━━ Information supplied ━━

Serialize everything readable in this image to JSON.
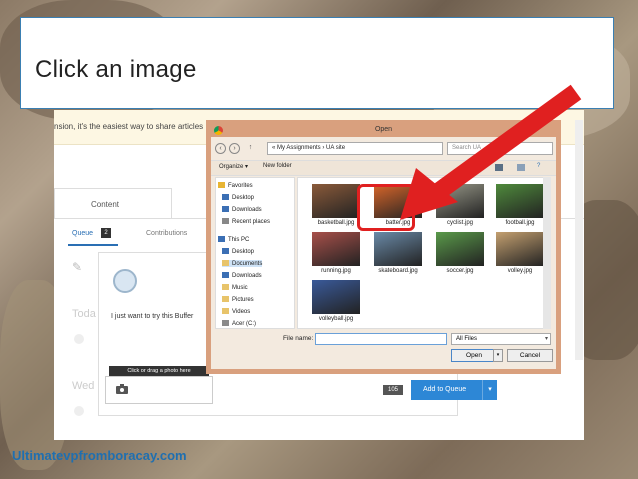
{
  "callout": {
    "text": "Click an image"
  },
  "background_page": {
    "banner_text": "nsion, it's the easiest way to share articles",
    "tabs": {
      "content": "Content"
    },
    "subtabs": {
      "queue": "Queue",
      "queue_count": "2",
      "contributions": "Contributions"
    },
    "ghost_labels": {
      "today": "Toda",
      "wed": "Wed"
    },
    "composer": {
      "text": "I just want to try this Buffer",
      "photo_hint": "Click or drag a photo here",
      "char_count": "105",
      "add_to_queue": "Add to Queue"
    }
  },
  "dialog": {
    "title": "Open",
    "address_path": "« My Assignments › UA site",
    "search_placeholder": "Search UA",
    "toolbar": {
      "organize": "Organize ▾",
      "new_folder": "New folder"
    },
    "tree": [
      {
        "label": "Favorites",
        "icon": "star-icon",
        "color": "#e8b533"
      },
      {
        "label": "Desktop",
        "icon": "desktop-icon",
        "color": "#3b6fb4"
      },
      {
        "label": "Downloads",
        "icon": "downloads-icon",
        "color": "#3b6fb4"
      },
      {
        "label": "Recent places",
        "icon": "recent-icon",
        "color": "#888888"
      },
      {
        "label": "This PC",
        "icon": "pc-icon",
        "color": "#3b6fb4"
      },
      {
        "label": "Desktop",
        "icon": "desktop-icon",
        "color": "#3b6fb4"
      },
      {
        "label": "Documents",
        "icon": "folder-icon",
        "color": "#e8c46a"
      },
      {
        "label": "Downloads",
        "icon": "downloads-icon",
        "color": "#3b6fb4"
      },
      {
        "label": "Music",
        "icon": "music-icon",
        "color": "#e8c46a"
      },
      {
        "label": "Pictures",
        "icon": "pictures-icon",
        "color": "#e8c46a"
      },
      {
        "label": "Videos",
        "icon": "videos-icon",
        "color": "#e8c46a"
      },
      {
        "label": "Acer (C:)",
        "icon": "drive-icon",
        "color": "#8a8a8a"
      }
    ],
    "files": [
      {
        "name": "basketball.jpg",
        "color": "#8a5a3a"
      },
      {
        "name": "batter.jpg",
        "color": "#d9662a"
      },
      {
        "name": "cyclist.jpg",
        "color": "#9a9a8a"
      },
      {
        "name": "football.jpg",
        "color": "#4f8a3c"
      },
      {
        "name": "running.jpg",
        "color": "#a8504a"
      },
      {
        "name": "skateboard.jpg",
        "color": "#6a8aa8"
      },
      {
        "name": "soccer.jpg",
        "color": "#5a9a4a"
      },
      {
        "name": "volley.jpg",
        "color": "#c4a070"
      },
      {
        "name": "volleyball.jpg",
        "color": "#3a5a9a"
      }
    ],
    "file_name_label": "File name:",
    "file_type": "All Files",
    "open_label": "Open",
    "cancel_label": "Cancel"
  },
  "footer": {
    "brand": "Ultimatevpfromboracay.com"
  },
  "colors": {
    "accent": "#2d87d6",
    "highlight": "#e02020",
    "brand": "#1f6fb0"
  }
}
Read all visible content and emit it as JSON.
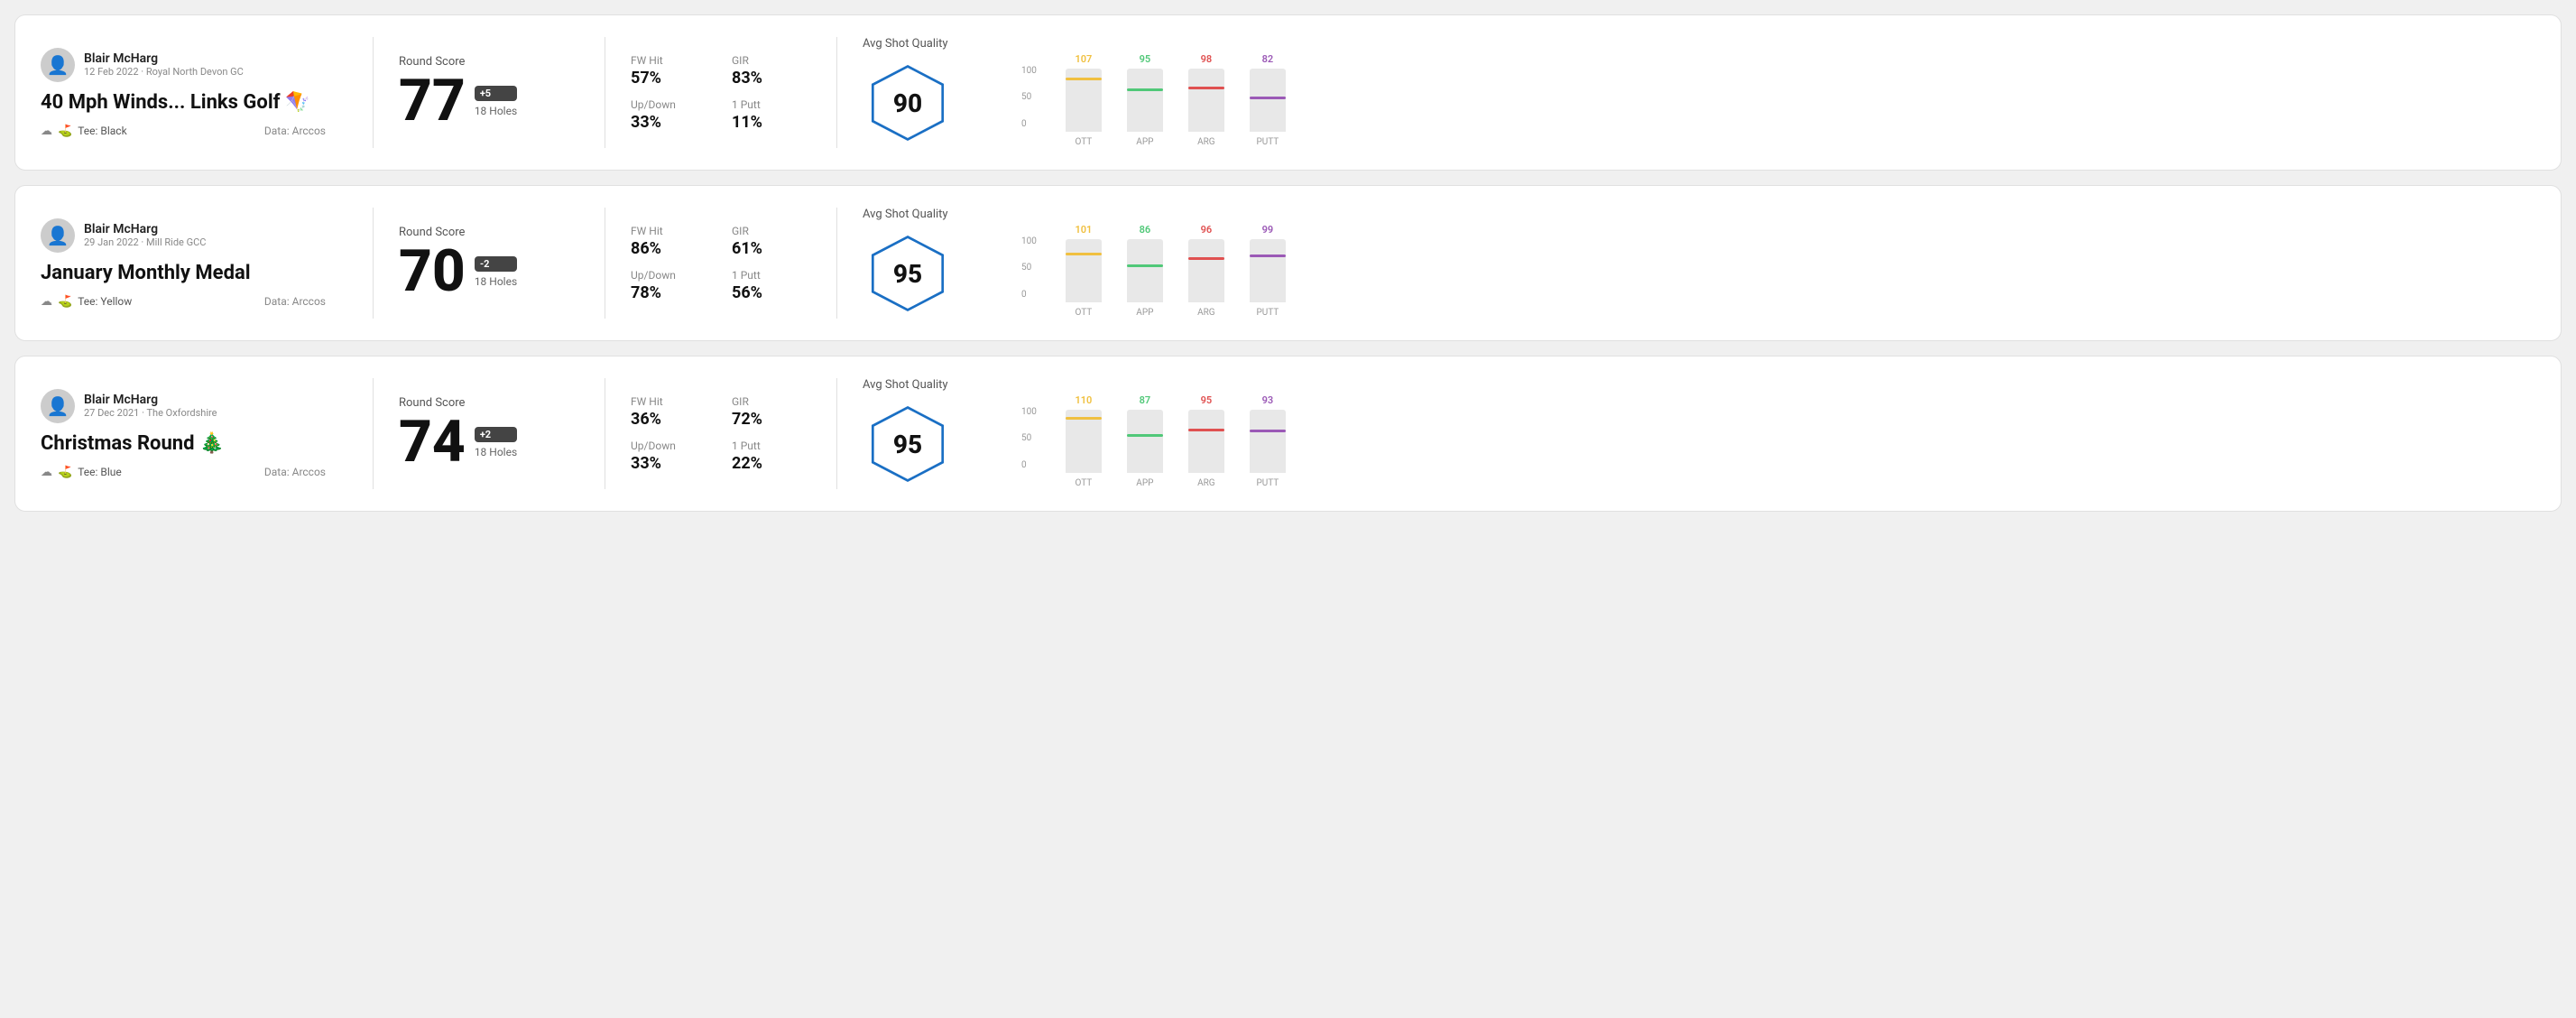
{
  "rounds": [
    {
      "id": "round-1",
      "user": {
        "name": "Blair McHarg",
        "date_course": "12 Feb 2022 · Royal North Devon GC"
      },
      "title": "40 Mph Winds... Links Golf 🪁",
      "tee": "Black",
      "data_source": "Data: Arccos",
      "score": {
        "label": "Round Score",
        "number": "77",
        "badge": "+5",
        "holes": "18 Holes"
      },
      "stats": [
        {
          "label": "FW Hit",
          "value": "57%"
        },
        {
          "label": "GIR",
          "value": "83%"
        },
        {
          "label": "Up/Down",
          "value": "33%"
        },
        {
          "label": "1 Putt",
          "value": "11%"
        }
      ],
      "quality": {
        "label": "Avg Shot Quality",
        "score": "90"
      },
      "chart": {
        "bars": [
          {
            "label": "OTT",
            "value": 107,
            "color": "#f0c040",
            "pct": 85
          },
          {
            "label": "APP",
            "value": 95,
            "color": "#50c878",
            "pct": 68
          },
          {
            "label": "ARG",
            "value": 98,
            "color": "#e05050",
            "pct": 72
          },
          {
            "label": "PUTT",
            "value": 82,
            "color": "#9b59b6",
            "pct": 55
          }
        ]
      }
    },
    {
      "id": "round-2",
      "user": {
        "name": "Blair McHarg",
        "date_course": "29 Jan 2022 · Mill Ride GCC"
      },
      "title": "January Monthly Medal",
      "tee": "Yellow",
      "data_source": "Data: Arccos",
      "score": {
        "label": "Round Score",
        "number": "70",
        "badge": "-2",
        "holes": "18 Holes"
      },
      "stats": [
        {
          "label": "FW Hit",
          "value": "86%"
        },
        {
          "label": "GIR",
          "value": "61%"
        },
        {
          "label": "Up/Down",
          "value": "78%"
        },
        {
          "label": "1 Putt",
          "value": "56%"
        }
      ],
      "quality": {
        "label": "Avg Shot Quality",
        "score": "95"
      },
      "chart": {
        "bars": [
          {
            "label": "OTT",
            "value": 101,
            "color": "#f0c040",
            "pct": 78
          },
          {
            "label": "APP",
            "value": 86,
            "color": "#50c878",
            "pct": 60
          },
          {
            "label": "ARG",
            "value": 96,
            "color": "#e05050",
            "pct": 71
          },
          {
            "label": "PUTT",
            "value": 99,
            "color": "#9b59b6",
            "pct": 75
          }
        ]
      }
    },
    {
      "id": "round-3",
      "user": {
        "name": "Blair McHarg",
        "date_course": "27 Dec 2021 · The Oxfordshire"
      },
      "title": "Christmas Round 🎄",
      "tee": "Blue",
      "data_source": "Data: Arccos",
      "score": {
        "label": "Round Score",
        "number": "74",
        "badge": "+2",
        "holes": "18 Holes"
      },
      "stats": [
        {
          "label": "FW Hit",
          "value": "36%"
        },
        {
          "label": "GIR",
          "value": "72%"
        },
        {
          "label": "Up/Down",
          "value": "33%"
        },
        {
          "label": "1 Putt",
          "value": "22%"
        }
      ],
      "quality": {
        "label": "Avg Shot Quality",
        "score": "95"
      },
      "chart": {
        "bars": [
          {
            "label": "OTT",
            "value": 110,
            "color": "#f0c040",
            "pct": 88
          },
          {
            "label": "APP",
            "value": 87,
            "color": "#50c878",
            "pct": 62
          },
          {
            "label": "ARG",
            "value": 95,
            "color": "#e05050",
            "pct": 70
          },
          {
            "label": "PUTT",
            "value": 93,
            "color": "#9b59b6",
            "pct": 68
          }
        ]
      }
    }
  ],
  "labels": {
    "tee_prefix": "Tee:",
    "y_axis": [
      "100",
      "50",
      "0"
    ]
  }
}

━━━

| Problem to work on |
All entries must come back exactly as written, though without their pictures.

| Answer to the exercise |
Serialize everything readable in this image to JSON.
{
  "callout": {
    "text": "Click an image"
  },
  "background_page": {
    "banner_text": "nsion, it's the easiest way to share articles",
    "tabs": {
      "content": "Content"
    },
    "subtabs": {
      "queue": "Queue",
      "queue_count": "2",
      "contributions": "Contributions"
    },
    "ghost_labels": {
      "today": "Toda",
      "wed": "Wed"
    },
    "composer": {
      "text": "I just want to try this Buffer",
      "photo_hint": "Click or drag a photo here",
      "char_count": "105",
      "add_to_queue": "Add to Queue"
    }
  },
  "dialog": {
    "title": "Open",
    "address_path": "« My Assignments › UA site",
    "search_placeholder": "Search UA",
    "toolbar": {
      "organize": "Organize ▾",
      "new_folder": "New folder"
    },
    "tree": [
      {
        "label": "Favorites",
        "icon": "star-icon",
        "color": "#e8b533"
      },
      {
        "label": "Desktop",
        "icon": "desktop-icon",
        "color": "#3b6fb4"
      },
      {
        "label": "Downloads",
        "icon": "downloads-icon",
        "color": "#3b6fb4"
      },
      {
        "label": "Recent places",
        "icon": "recent-icon",
        "color": "#888888"
      },
      {
        "label": "This PC",
        "icon": "pc-icon",
        "color": "#3b6fb4"
      },
      {
        "label": "Desktop",
        "icon": "desktop-icon",
        "color": "#3b6fb4"
      },
      {
        "label": "Documents",
        "icon": "folder-icon",
        "color": "#e8c46a"
      },
      {
        "label": "Downloads",
        "icon": "downloads-icon",
        "color": "#3b6fb4"
      },
      {
        "label": "Music",
        "icon": "music-icon",
        "color": "#e8c46a"
      },
      {
        "label": "Pictures",
        "icon": "pictures-icon",
        "color": "#e8c46a"
      },
      {
        "label": "Videos",
        "icon": "videos-icon",
        "color": "#e8c46a"
      },
      {
        "label": "Acer (C:)",
        "icon": "drive-icon",
        "color": "#8a8a8a"
      }
    ],
    "files": [
      {
        "name": "basketball.jpg",
        "color": "#8a5a3a"
      },
      {
        "name": "batter.jpg",
        "color": "#d9662a"
      },
      {
        "name": "cyclist.jpg",
        "color": "#9a9a8a"
      },
      {
        "name": "football.jpg",
        "color": "#4f8a3c"
      },
      {
        "name": "running.jpg",
        "color": "#a8504a"
      },
      {
        "name": "skateboard.jpg",
        "color": "#6a8aa8"
      },
      {
        "name": "soccer.jpg",
        "color": "#5a9a4a"
      },
      {
        "name": "volley.jpg",
        "color": "#c4a070"
      },
      {
        "name": "volleyball.jpg",
        "color": "#3a5a9a"
      }
    ],
    "file_name_label": "File name:",
    "file_type": "All Files",
    "open_label": "Open",
    "cancel_label": "Cancel"
  },
  "footer": {
    "brand": "Ultimatevpfromboracay.com"
  },
  "colors": {
    "accent": "#2d87d6",
    "highlight": "#e02020",
    "brand": "#1f6fb0"
  }
}
Read all visible content and emit it as JSON.
{
  "rounds": [
    {
      "id": "round-1",
      "user": {
        "name": "Blair McHarg",
        "date_course": "12 Feb 2022 · Royal North Devon GC"
      },
      "title": "40 Mph Winds... Links Golf 🪁",
      "tee": "Black",
      "data_source": "Data: Arccos",
      "score": {
        "label": "Round Score",
        "number": "77",
        "badge": "+5",
        "holes": "18 Holes"
      },
      "stats": [
        {
          "label": "FW Hit",
          "value": "57%"
        },
        {
          "label": "GIR",
          "value": "83%"
        },
        {
          "label": "Up/Down",
          "value": "33%"
        },
        {
          "label": "1 Putt",
          "value": "11%"
        }
      ],
      "quality": {
        "label": "Avg Shot Quality",
        "score": "90"
      },
      "chart": {
        "bars": [
          {
            "label": "OTT",
            "value": 107,
            "color": "#f0c040",
            "pct": 85
          },
          {
            "label": "APP",
            "value": 95,
            "color": "#50c878",
            "pct": 68
          },
          {
            "label": "ARG",
            "value": 98,
            "color": "#e05050",
            "pct": 72
          },
          {
            "label": "PUTT",
            "value": 82,
            "color": "#9b59b6",
            "pct": 55
          }
        ]
      }
    },
    {
      "id": "round-2",
      "user": {
        "name": "Blair McHarg",
        "date_course": "29 Jan 2022 · Mill Ride GCC"
      },
      "title": "January Monthly Medal",
      "tee": "Yellow",
      "data_source": "Data: Arccos",
      "score": {
        "label": "Round Score",
        "number": "70",
        "badge": "-2",
        "holes": "18 Holes"
      },
      "stats": [
        {
          "label": "FW Hit",
          "value": "86%"
        },
        {
          "label": "GIR",
          "value": "61%"
        },
        {
          "label": "Up/Down",
          "value": "78%"
        },
        {
          "label": "1 Putt",
          "value": "56%"
        }
      ],
      "quality": {
        "label": "Avg Shot Quality",
        "score": "95"
      },
      "chart": {
        "bars": [
          {
            "label": "OTT",
            "value": 101,
            "color": "#f0c040",
            "pct": 78
          },
          {
            "label": "APP",
            "value": 86,
            "color": "#50c878",
            "pct": 60
          },
          {
            "label": "ARG",
            "value": 96,
            "color": "#e05050",
            "pct": 71
          },
          {
            "label": "PUTT",
            "value": 99,
            "color": "#9b59b6",
            "pct": 75
          }
        ]
      }
    },
    {
      "id": "round-3",
      "user": {
        "name": "Blair McHarg",
        "date_course": "27 Dec 2021 · The Oxfordshire"
      },
      "title": "Christmas Round 🎄",
      "tee": "Blue",
      "data_source": "Data: Arccos",
      "score": {
        "label": "Round Score",
        "number": "74",
        "badge": "+2",
        "holes": "18 Holes"
      },
      "stats": [
        {
          "label": "FW Hit",
          "value": "36%"
        },
        {
          "label": "GIR",
          "value": "72%"
        },
        {
          "label": "Up/Down",
          "value": "33%"
        },
        {
          "label": "1 Putt",
          "value": "22%"
        }
      ],
      "quality": {
        "label": "Avg Shot Quality",
        "score": "95"
      },
      "chart": {
        "bars": [
          {
            "label": "OTT",
            "value": 110,
            "color": "#f0c040",
            "pct": 88
          },
          {
            "label": "APP",
            "value": 87,
            "color": "#50c878",
            "pct": 62
          },
          {
            "label": "ARG",
            "value": 95,
            "color": "#e05050",
            "pct": 70
          },
          {
            "label": "PUTT",
            "value": 93,
            "color": "#9b59b6",
            "pct": 68
          }
        ]
      }
    }
  ],
  "labels": {
    "tee_prefix": "Tee:",
    "y_axis": [
      "100",
      "50",
      "0"
    ]
  }
}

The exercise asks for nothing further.